Boil Water Advisory instructions
Residents impacted by the Boil Water Advisory are advised to boil water for cooking purposes.
Fill a pot with water. Heat the water until bubbles come from the bottom of the pot to the top. Once the water reaches a rolling boil, let it boil for 1 minute. Turn off the heat source and let the water cool. Pour the water into a clean container with a cover for storage.
Preparing and cooking food:
Wash all fruits and vegetables with boiled water that has cooled or bottled water.
• Bring water to a rolling boil for 1 minute before adding food to cook.
• Use boiled water when preparing drinks, such as coffee, tea, and lemonade
• Wash food preparation surfaces with boiled water.
• Do not use ice from ice trays, ice dispensers, or ice makers.
• Throw out all ice made with tap water.
• Make new ice with boiled or bottled water.
Bathing and showering

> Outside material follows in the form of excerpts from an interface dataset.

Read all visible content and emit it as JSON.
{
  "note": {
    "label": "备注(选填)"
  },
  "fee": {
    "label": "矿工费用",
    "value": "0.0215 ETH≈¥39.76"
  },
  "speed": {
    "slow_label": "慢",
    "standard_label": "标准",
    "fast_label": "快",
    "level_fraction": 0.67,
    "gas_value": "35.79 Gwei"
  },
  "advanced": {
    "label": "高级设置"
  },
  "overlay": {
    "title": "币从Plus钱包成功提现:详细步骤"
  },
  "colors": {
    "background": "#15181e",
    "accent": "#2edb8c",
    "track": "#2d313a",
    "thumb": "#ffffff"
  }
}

• Be careful not to swallow any water when bathing or showering. Use caution when bathing babies and young children. Consider giving them a sponge bath to reduce the chance of them swallowing water.
• Brush teeth with boiled or bottled water. Do not use untreated tap water.
• Household dishwashers generally are safe to use if the water reaches a final rinse temperature of at least 150 degrees or if the dishwasher has a sanitizing cycle.
To wash dishes by hand:
• Wash and rinse the dishes as you normally would using hot water.
• In a separate basin, add 1 teaspoon of unscented household liquid bleach for each gallon of warm water.
• Soak the rinsed dishes in the water for at least one minute.
• Let the dishes air dry completely.
• It is safe to do laundry as usual.
• Pets can get some of the same diseases as people. It is a good idea to give them boiled water that has been cooled.